“They want to tear down schools and consolidate them and build new ones. Personally, I don’t think that’s necessary. I don’t even think that’s wise, because to me, the school is like the bastion of a neighborhood, and making schools bigger with the kind of demographics and issues we have is not the way to go. We need to keep schools small so these kids get the attention that they need.”
Whether anything is torn down or consolidated in the near future all depends on the battles of the blues and yellows. Those against the project need 100 signatures. After that, there’s a 30-day break where both side can muster their forces before launching in to a 30-day petition drive. Those against the project will sign a blue petition; those in favor sign a yellow. The color with the most signatures wins, and if there are more blues than yellows, the project is dead for a year.
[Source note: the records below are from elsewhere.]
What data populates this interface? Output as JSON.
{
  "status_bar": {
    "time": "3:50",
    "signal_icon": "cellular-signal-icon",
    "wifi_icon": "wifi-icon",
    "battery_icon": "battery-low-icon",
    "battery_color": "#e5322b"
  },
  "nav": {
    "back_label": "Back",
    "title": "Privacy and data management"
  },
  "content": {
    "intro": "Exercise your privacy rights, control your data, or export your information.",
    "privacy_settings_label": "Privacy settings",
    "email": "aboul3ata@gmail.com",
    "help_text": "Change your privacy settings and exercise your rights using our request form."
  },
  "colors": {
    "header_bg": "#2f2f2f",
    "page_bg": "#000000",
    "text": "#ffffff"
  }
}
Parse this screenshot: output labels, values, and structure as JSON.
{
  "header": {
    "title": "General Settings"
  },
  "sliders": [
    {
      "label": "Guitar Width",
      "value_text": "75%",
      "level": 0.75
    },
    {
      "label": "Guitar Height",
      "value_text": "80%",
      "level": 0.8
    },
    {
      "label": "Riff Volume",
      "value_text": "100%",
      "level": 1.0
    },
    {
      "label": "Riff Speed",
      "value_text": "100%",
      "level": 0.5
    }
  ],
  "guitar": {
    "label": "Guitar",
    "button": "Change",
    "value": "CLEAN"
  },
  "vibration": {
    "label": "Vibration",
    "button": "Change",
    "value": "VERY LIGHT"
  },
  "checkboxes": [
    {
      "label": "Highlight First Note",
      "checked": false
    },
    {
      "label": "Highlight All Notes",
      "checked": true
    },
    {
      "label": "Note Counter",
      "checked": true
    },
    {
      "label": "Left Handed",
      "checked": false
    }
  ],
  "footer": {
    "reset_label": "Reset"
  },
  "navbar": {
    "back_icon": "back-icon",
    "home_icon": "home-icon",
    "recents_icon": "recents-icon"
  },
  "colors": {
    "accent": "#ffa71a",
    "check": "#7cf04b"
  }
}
Mol and his supporters are hardly against spending money on education. They’re all for it. But Mol says he would like to see FWCS to settle for a reasonable amount to tackle what needs repair, and then have spending linked to a demonstrable improvement in test scores, especially in the lower grades. “That’s going to cost some money, and I don’t have a problem with that,” he says. “I think a $500 million project would be worth it to the city if they could compete with the suburban schools. But this isn’t going to do that.”
“Spending $300 million more than we need to, on the buildings, is not going to give us any payback. It’s just going to drive business owners out of the city; they’re going to close up shop and leave. And it‘s going to drive homeowners out. It’s going to keep people out that don’t want to pay high taxes for a failing school system. It’s one thing to have a failing school system; it’s another thing to have an expensive failing school system.”